To discover the châteaux of the Loire

Our hotel near Amboise invites you to discover the treasures of this stunning town. Although it is most famous for its two main monuments - the Château Royal and Clos Lucé - Amboise is home to many other remarkable buildings. 

On a stroll through the quiet streets of this charming city, stop to admire the handsome, half-timbered houses, the clock tower, above an old city gate, and Saint-Florentin church. This church was built on the orders of Louis XI who, fearful of disease, provided parishioners with another church so they wouldn’t have to worship in the château. You should also visit the Fontaine au Grand Génie, one of the rare works of Max Ernst, which can be found on Quai du Mail.

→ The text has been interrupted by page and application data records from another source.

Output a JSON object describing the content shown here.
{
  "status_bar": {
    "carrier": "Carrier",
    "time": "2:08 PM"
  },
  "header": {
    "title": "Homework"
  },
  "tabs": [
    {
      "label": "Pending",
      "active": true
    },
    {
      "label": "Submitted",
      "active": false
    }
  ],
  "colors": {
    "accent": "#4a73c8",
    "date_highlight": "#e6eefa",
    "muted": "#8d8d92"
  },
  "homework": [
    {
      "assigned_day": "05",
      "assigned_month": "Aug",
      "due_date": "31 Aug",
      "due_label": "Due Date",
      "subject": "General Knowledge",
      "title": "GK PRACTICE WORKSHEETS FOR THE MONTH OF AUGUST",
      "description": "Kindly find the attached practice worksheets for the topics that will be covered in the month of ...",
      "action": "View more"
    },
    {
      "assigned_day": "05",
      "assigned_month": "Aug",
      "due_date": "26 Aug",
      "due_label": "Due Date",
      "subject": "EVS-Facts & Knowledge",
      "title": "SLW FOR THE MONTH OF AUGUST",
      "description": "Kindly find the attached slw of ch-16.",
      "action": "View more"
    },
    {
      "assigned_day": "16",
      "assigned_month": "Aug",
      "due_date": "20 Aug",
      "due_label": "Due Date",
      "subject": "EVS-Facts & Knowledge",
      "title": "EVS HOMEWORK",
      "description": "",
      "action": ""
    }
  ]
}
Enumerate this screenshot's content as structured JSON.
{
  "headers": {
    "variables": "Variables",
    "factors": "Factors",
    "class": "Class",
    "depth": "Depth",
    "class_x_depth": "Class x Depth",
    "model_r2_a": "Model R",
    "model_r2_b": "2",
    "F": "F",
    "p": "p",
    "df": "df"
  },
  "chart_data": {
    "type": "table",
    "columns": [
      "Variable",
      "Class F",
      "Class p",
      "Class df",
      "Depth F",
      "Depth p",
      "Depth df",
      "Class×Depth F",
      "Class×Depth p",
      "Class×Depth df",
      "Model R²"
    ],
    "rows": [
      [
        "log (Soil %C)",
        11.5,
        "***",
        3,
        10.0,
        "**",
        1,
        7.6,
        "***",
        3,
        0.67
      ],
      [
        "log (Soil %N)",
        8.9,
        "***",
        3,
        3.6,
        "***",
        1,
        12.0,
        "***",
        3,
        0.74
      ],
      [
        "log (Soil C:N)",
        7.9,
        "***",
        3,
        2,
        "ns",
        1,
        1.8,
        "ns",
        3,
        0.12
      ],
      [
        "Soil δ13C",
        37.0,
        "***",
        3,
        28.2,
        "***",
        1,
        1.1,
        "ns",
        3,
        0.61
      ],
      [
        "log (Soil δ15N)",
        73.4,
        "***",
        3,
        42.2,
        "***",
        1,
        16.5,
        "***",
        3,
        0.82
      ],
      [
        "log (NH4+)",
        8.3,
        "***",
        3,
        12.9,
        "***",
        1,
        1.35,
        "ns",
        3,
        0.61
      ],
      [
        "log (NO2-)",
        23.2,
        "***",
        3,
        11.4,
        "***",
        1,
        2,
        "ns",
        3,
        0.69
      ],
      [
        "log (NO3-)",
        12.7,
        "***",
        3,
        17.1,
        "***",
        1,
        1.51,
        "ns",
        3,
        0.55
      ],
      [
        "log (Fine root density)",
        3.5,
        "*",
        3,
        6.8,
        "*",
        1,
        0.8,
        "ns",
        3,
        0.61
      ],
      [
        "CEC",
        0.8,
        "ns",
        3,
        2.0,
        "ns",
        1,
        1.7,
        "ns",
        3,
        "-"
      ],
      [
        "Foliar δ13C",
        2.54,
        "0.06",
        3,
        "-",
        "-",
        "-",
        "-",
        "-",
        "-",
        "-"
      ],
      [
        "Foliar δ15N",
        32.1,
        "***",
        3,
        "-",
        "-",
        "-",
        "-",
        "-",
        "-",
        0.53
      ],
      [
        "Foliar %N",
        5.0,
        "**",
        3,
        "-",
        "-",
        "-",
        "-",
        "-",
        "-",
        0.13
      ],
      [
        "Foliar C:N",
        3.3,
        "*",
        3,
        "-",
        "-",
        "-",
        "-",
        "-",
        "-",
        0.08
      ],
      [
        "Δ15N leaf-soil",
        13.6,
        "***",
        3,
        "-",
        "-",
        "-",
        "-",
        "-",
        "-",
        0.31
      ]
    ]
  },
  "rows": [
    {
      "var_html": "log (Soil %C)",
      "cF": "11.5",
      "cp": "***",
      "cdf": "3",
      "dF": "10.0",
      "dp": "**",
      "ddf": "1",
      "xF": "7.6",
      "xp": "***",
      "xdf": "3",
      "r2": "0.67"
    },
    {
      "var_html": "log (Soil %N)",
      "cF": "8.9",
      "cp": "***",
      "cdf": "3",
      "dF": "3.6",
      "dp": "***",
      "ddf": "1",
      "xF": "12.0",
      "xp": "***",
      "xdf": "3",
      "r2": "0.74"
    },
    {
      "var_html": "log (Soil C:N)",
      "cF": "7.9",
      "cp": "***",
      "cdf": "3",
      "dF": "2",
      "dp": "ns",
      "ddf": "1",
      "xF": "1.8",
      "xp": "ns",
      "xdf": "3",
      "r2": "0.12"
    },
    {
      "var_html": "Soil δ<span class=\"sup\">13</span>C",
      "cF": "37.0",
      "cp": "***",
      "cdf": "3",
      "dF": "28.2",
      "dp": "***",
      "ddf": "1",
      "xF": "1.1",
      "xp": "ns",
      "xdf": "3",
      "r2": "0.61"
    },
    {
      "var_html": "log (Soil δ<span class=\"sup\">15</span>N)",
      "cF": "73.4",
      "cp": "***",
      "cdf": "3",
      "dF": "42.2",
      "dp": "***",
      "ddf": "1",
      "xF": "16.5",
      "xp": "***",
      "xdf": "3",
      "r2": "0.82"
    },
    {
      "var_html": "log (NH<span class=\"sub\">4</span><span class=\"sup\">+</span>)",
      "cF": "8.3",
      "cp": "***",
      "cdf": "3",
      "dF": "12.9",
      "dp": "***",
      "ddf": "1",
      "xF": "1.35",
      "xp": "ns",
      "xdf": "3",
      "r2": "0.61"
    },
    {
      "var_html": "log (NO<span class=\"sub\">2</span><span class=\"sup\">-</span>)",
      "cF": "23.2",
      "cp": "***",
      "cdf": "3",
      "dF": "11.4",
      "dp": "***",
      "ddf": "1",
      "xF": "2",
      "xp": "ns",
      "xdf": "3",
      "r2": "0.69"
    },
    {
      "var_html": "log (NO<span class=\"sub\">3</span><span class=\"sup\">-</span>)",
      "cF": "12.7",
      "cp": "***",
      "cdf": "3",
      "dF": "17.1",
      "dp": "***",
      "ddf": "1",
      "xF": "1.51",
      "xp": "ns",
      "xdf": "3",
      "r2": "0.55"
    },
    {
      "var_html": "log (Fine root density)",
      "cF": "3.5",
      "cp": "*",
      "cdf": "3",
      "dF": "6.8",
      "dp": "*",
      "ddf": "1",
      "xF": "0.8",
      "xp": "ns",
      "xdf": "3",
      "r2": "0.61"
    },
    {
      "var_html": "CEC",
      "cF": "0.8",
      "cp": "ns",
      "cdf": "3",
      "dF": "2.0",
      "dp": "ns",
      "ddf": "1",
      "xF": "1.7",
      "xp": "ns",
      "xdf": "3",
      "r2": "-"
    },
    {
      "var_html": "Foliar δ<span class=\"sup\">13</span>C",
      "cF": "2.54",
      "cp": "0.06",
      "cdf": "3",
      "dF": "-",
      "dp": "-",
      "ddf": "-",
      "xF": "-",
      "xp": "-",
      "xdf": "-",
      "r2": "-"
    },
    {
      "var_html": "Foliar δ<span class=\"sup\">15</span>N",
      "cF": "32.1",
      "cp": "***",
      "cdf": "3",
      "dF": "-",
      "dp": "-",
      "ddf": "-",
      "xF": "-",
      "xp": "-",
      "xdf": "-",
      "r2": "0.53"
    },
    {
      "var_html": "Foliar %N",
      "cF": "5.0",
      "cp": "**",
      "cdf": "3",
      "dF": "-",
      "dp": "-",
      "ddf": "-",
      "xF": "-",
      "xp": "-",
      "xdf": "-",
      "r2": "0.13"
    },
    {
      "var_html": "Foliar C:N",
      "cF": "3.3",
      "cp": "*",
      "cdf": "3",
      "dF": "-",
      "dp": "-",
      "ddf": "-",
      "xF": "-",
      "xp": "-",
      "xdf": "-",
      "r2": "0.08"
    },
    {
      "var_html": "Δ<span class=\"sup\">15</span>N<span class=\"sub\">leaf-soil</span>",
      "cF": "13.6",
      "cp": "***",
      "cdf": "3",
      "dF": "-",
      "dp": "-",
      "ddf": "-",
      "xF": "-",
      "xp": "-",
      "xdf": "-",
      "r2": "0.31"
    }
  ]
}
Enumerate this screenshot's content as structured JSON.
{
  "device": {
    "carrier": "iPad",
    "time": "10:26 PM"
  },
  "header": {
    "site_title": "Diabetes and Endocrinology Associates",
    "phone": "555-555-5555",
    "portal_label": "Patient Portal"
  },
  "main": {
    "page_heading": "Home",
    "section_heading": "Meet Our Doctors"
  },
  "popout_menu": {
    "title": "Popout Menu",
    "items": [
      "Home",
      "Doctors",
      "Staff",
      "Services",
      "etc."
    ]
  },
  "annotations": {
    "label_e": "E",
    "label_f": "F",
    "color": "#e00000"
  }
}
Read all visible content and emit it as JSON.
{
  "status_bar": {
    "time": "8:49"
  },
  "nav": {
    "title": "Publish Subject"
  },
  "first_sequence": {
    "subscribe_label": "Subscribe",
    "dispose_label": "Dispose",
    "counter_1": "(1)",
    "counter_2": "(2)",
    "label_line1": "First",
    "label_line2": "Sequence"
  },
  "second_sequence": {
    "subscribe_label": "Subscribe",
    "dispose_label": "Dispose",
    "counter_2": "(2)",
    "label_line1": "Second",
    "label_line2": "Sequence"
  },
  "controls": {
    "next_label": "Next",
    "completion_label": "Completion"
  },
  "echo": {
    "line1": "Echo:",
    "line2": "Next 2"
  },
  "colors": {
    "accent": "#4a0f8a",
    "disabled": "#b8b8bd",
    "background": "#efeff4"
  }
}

Then, head to the grounds of the old Château de Chanteloup, a few minutes from the old town centre. While the château was entirely demolished in the 14th century, its park is still home to a surprising monument: Chanteloup Pagoda. Built between 1775 and 1778 for the Duke of Choiseul, and 44 m high, it is an edifice inspired by Oriental architecture, but decorated in typical Louis XVI style!

The Château Royal

The Château d'Amboise was where the royal children were born and brought up in the 15th and 16th centuries. It owes much of its reputation to Charles VIII, who transformed the old medieval fortress into a superb Gothic palace. Visitors will be astonished by the two massive towers that he had built so that coaches could reach the terraces, 40 m high. Make sure you stop by the gardens too. These overlook the Loire and enjoy one of the most beautiful panoramic views in Val de Loire.

Clos Lucé

Clos Lucé was the last home of Leonardo da Vinci. It is a pink brick and white stone manor which has remained practically untouched since the Renaissance. Today it presents the life and works of the painter of the Mona Lisa: 3D models and animations of his inventions, giant machines, reproductions of his paintings or drawings... Visit the artist’s room, workshop and the great Renaissance hall where he received guests.